Scian cois-duibhe a thabhairt i do láimh leat, seoithín, seoithín
Fan go socair, fan go macán[ta]
Fan go socair ag an gcú [?]
Teirigh abhaile, beidh do mhaicín
Ina shuí ag tine, a’ failliú-leó
Seoithín, seoithín, seoithín, seoithín-seó.
A woman came down early to the foot of the lios.
‘Oh woman over there at the end of the stream,
your child is inside the rock.
Come tonight to the bottom of the stile,
with a black-handled knife in your hand.
Wait patiently and politely, wait patiently at the [meaning unclear];
go home, your child will be sitting at the fireside.
1. The ‘English one’ Joe is referring to is The Fairy Boy.
A number of Joe’s songs and stories relate to the belief in changelings.
This song appears to be related to a Scottish song, A Bhean ud Thall, which it resembles in terms of both structure and — superficially, at least — content. In many Scottish Gaelic waulking-songs, a refrain element consisting of meaningless vocable syllables occurs at the ends of the lines, as here.
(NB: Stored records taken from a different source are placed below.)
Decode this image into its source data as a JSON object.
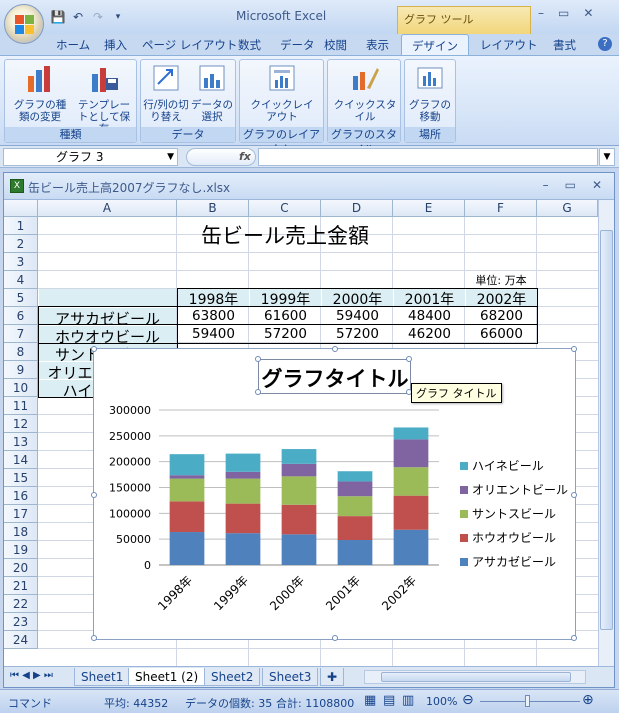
{
  "app": {
    "title": "Microsoft Excel",
    "context_tab_group": "グラフ ツール",
    "window_controls": [
      "–",
      "▭",
      "✕"
    ]
  },
  "ribbon": {
    "tabs": [
      "ホーム",
      "挿入",
      "ページ レイアウト",
      "数式",
      "データ",
      "校閲",
      "表示",
      "デザイン",
      "レイアウト",
      "書式"
    ],
    "active_tab": "デザイン",
    "groups": [
      {
        "label": "種類",
        "buttons": [
          {
            "label": "グラフの種類の変更",
            "icon": "chart-type-icon"
          },
          {
            "label": "テンプレートとして保存",
            "icon": "save-template-icon"
          }
        ]
      },
      {
        "label": "データ",
        "buttons": [
          {
            "label": "行/列の切り替え",
            "icon": "switch-row-col-icon"
          },
          {
            "label": "データの選択",
            "icon": "select-data-icon"
          }
        ]
      },
      {
        "label": "グラフのレイアウト",
        "buttons": [
          {
            "label": "クイックレイアウト",
            "icon": "quick-layout-icon"
          }
        ]
      },
      {
        "label": "グラフのスタイル",
        "buttons": [
          {
            "label": "クイックスタイル",
            "icon": "quick-style-icon"
          }
        ]
      },
      {
        "label": "場所",
        "buttons": [
          {
            "label": "グラフの移動",
            "icon": "move-chart-icon"
          }
        ]
      }
    ]
  },
  "formula_bar": {
    "name_box": "グラフ 3",
    "fx": "fx",
    "value": ""
  },
  "workbook": {
    "title": "缶ビール売上高2007グラフなし.xlsx",
    "columns": [
      "A",
      "B",
      "C",
      "D",
      "E",
      "F",
      "G"
    ],
    "rows": [
      "1",
      "2",
      "3",
      "4",
      "5",
      "6",
      "7",
      "8",
      "9",
      "10",
      "11",
      "12",
      "13",
      "14",
      "15",
      "16",
      "17",
      "18",
      "19",
      "20",
      "21",
      "22",
      "23",
      "24"
    ],
    "sheet_title": "缶ビール売上金額",
    "unit_label": "単位: 万本",
    "year_headers": [
      "1998年",
      "1999年",
      "2000年",
      "2001年",
      "2002年"
    ],
    "table_rows": [
      {
        "name": "アサカゼビール",
        "values": [
          "63800",
          "61600",
          "59400",
          "48400",
          "68200"
        ]
      },
      {
        "name": "ホウオウビール",
        "values": [
          "59400",
          "57200",
          "57200",
          "46200",
          "66000"
        ]
      },
      {
        "name": "サントスビール",
        "values": [
          "",
          "",
          "",
          "",
          ""
        ]
      },
      {
        "name": "オリエントビール",
        "values": [
          "",
          "",
          "",
          "",
          ""
        ]
      },
      {
        "name": "ハイネビール",
        "values": [
          "",
          "",
          "",
          "",
          ""
        ]
      }
    ],
    "sheet_tabs": [
      "Sheet1",
      "Sheet1 (2)",
      "Sheet2",
      "Sheet3"
    ],
    "active_sheet": "Sheet1 (2)"
  },
  "chart_data": {
    "type": "bar",
    "stacked": true,
    "title": "グラフタイトル",
    "categories": [
      "1998年",
      "1999年",
      "2000年",
      "2001年",
      "2002年"
    ],
    "ylim": [
      0,
      300000
    ],
    "yticks": [
      "300000",
      "250000",
      "200000",
      "150000",
      "100000",
      "50000",
      "0"
    ],
    "legend_position": "right",
    "series": [
      {
        "name": "アサカゼビール",
        "color": "#4f81bd",
        "values": [
          63800,
          61600,
          59400,
          48400,
          68200
        ]
      },
      {
        "name": "ホウオウビール",
        "color": "#c0504d",
        "values": [
          59400,
          57200,
          57200,
          46200,
          66000
        ]
      },
      {
        "name": "サントスビール",
        "color": "#9bbb59",
        "values": [
          44000,
          48400,
          55000,
          38500,
          55000
        ]
      },
      {
        "name": "オリエントビール",
        "color": "#8064a2",
        "values": [
          6600,
          13200,
          24200,
          28600,
          53900
        ]
      },
      {
        "name": "ハイネビール",
        "color": "#4bacc6",
        "values": [
          40700,
          35200,
          28600,
          19800,
          23100
        ]
      }
    ]
  },
  "tooltip": "グラフ タイトル",
  "status": {
    "mode": "コマンド",
    "average": "平均: 44352",
    "count": "データの個数: 35",
    "sum": "合計: 1108800",
    "zoom": "100%"
  }
}
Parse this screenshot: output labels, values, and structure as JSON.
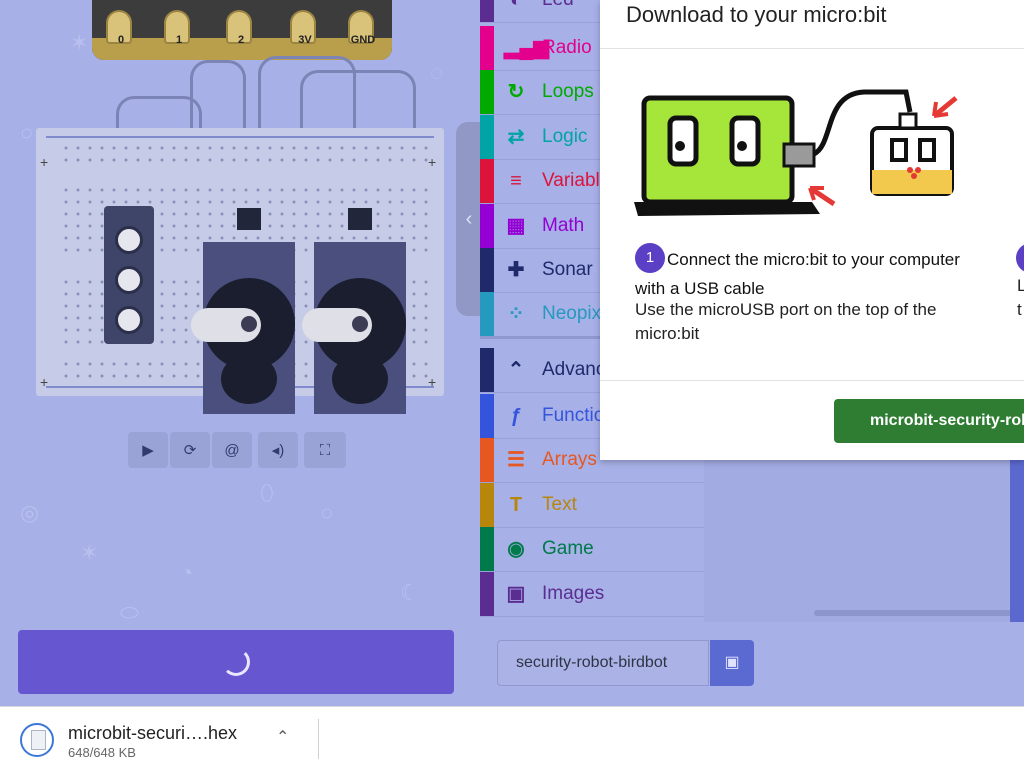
{
  "simulator": {
    "pins": [
      "0",
      "1",
      "2",
      "3V",
      "GND"
    ],
    "toolbar": [
      {
        "name": "play-icon",
        "glyph": "▶"
      },
      {
        "name": "restart-icon",
        "glyph": "⟳"
      },
      {
        "name": "slow-mo-icon",
        "glyph": "🐌"
      },
      {
        "name": "mute-icon",
        "glyph": "🔊"
      },
      {
        "name": "fullscreen-icon",
        "glyph": "⛶"
      }
    ]
  },
  "toolbox": {
    "categories": [
      {
        "label": "Led",
        "icon": "toggle-icon",
        "glyph": "◐",
        "color": "#5c2d91"
      },
      {
        "label": "Radio",
        "icon": "signal-icon",
        "glyph": "▂▄▆",
        "color": "#e3008c"
      },
      {
        "label": "Loops",
        "icon": "refresh-icon",
        "glyph": "↻",
        "color": "#00aa00"
      },
      {
        "label": "Logic",
        "icon": "shuffle-icon",
        "glyph": "⇄",
        "color": "#00a4a6"
      },
      {
        "label": "Variables",
        "icon": "list-icon",
        "glyph": "≡",
        "color": "#dc143c"
      },
      {
        "label": "Math",
        "icon": "calculator-icon",
        "glyph": "▦",
        "color": "#9400d3"
      },
      {
        "label": "Sonar",
        "icon": "puzzle-icon",
        "glyph": "✚",
        "color": "#1f2a6b"
      },
      {
        "label": "Neopixel",
        "icon": "neopixel-icon",
        "glyph": "⁘",
        "color": "#2699bf"
      },
      {
        "label": "Advanced",
        "icon": "chevron-up-icon",
        "glyph": "⌃",
        "color": "#1f2a6b"
      },
      {
        "label": "Functions",
        "icon": "function-icon",
        "glyph": "ƒ",
        "color": "#3455db"
      },
      {
        "label": "Arrays",
        "icon": "numbered-list-icon",
        "glyph": "☰",
        "color": "#e65722"
      },
      {
        "label": "Text",
        "icon": "text-icon",
        "glyph": "T",
        "color": "#b8860b"
      },
      {
        "label": "Game",
        "icon": "gamepad-icon",
        "glyph": "◉",
        "color": "#007a4b"
      },
      {
        "label": "Images",
        "icon": "image-icon",
        "glyph": "▣",
        "color": "#5c2d91"
      }
    ]
  },
  "editor": {
    "project_name": "security-robot-birdbot",
    "save_icon": "save-icon"
  },
  "modal": {
    "title": "Download to your micro:bit",
    "step_number": "1",
    "step_title": "Connect the micro:bit to your computer with a USB cable",
    "step_description": "Use the microUSB port on the top of the micro:bit",
    "next_step_line1": "L",
    "next_step_line2": "t",
    "filename_button": "microbit-security-robot-birdbot.hex"
  },
  "download_bar": {
    "filename": "microbit-securi….hex",
    "size": "648/648 KB"
  },
  "colors": {
    "overlay": "#a7b0e7",
    "download_button": "#6657d1",
    "step_badge": "#5b3fc4",
    "filename_button": "#2e7d32"
  }
}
In terms of content, the line beginning A bhean úd thall ar chois an tsrutháin, as well as the overall setting (by a body of water) and narrative situation (a conversation between two women, one of whom needs the other’s help) suggest a relationship with the international ballad The Twa Sisters (Child 10). Here are some lines from a Scottish version (K. C. Craig,Orain Luaidh Màiri Nighean Alasdair (Glasgow, 1924), 1.):
A bhean ud thall, hù gó
an cois na tràghad, hù gó
Sìn do chas dhomh,hao ri ho ró
Sìn do làmh dhomh, hù gó.
A version of this song migrated to Donegal (L. Ó Muireadhaigh, Amhráin Chúige Uladh. Revised, C. Ó Baoill (Cló Iar-Chonnachta, 2009), 81.)…
A bhean udaidh thall, a thíogadh,
Atá ag siubhal ‘na trágha, a thógadh,
Nach truaigh leat bean ag cealgadh ceoigh?
‘Sí dul d’a báthadh, maille leo!
…where it ultimately became a hit for Altan.
Oh woman yonder at the edge of the strand,
Extend your foot to me, extend your hand to me.
Oh woman yonder walking the strand,
Have you no pity for a woman about to be drowned?
Still another version, The Fairy Lullaby, was recorded in West Cork by Máire Ní Shúilleabháin for Alan Lomax in 1951; see Columbia Records’ LP The World Library of Folk and Primitive Music: Vol. 2 — Ireland (Columbia AKL 4941; Rounder 1742).
Unlike these versions, however, the song Joe sings draws not upon the story of two sisters contesting over the same man, but rather upon the traditions surrounding the abduction of mortals — especially young children — into the fairy otherworld. Dónal O’Sullivan gives a version in Songs of the Irish in which a husband is given instructions — including the use of a black-handled knife — in order to rescue his young wife from captivity in a lios, where she is being held as a foster-mother for fairy children (Songs of the Irish, Dublin, 1960, pp. 18–20).
For a discussion of the connection between the Irish and Scottish versions, see Alan Bruford, ‘The Sea-Divided Gael’ in Irish Folk Music Studies (1972–3), Vol. 1, pp. 13–18. The structural similarities are discussed in V. S. Blankenhorn, Irish Song-Craft and Metrical Practice Since 1600 (Lampeter, 2003), 293–4. Other songs in Joe’s repertoire that illustrate this atypical refrain structure are Eileanóir na Rún (probably related to the Scottish song Robin Adair) and An Tiarna Randal (Child 12).
This song was recorded while Joe was Artist in Residence at University of Washington.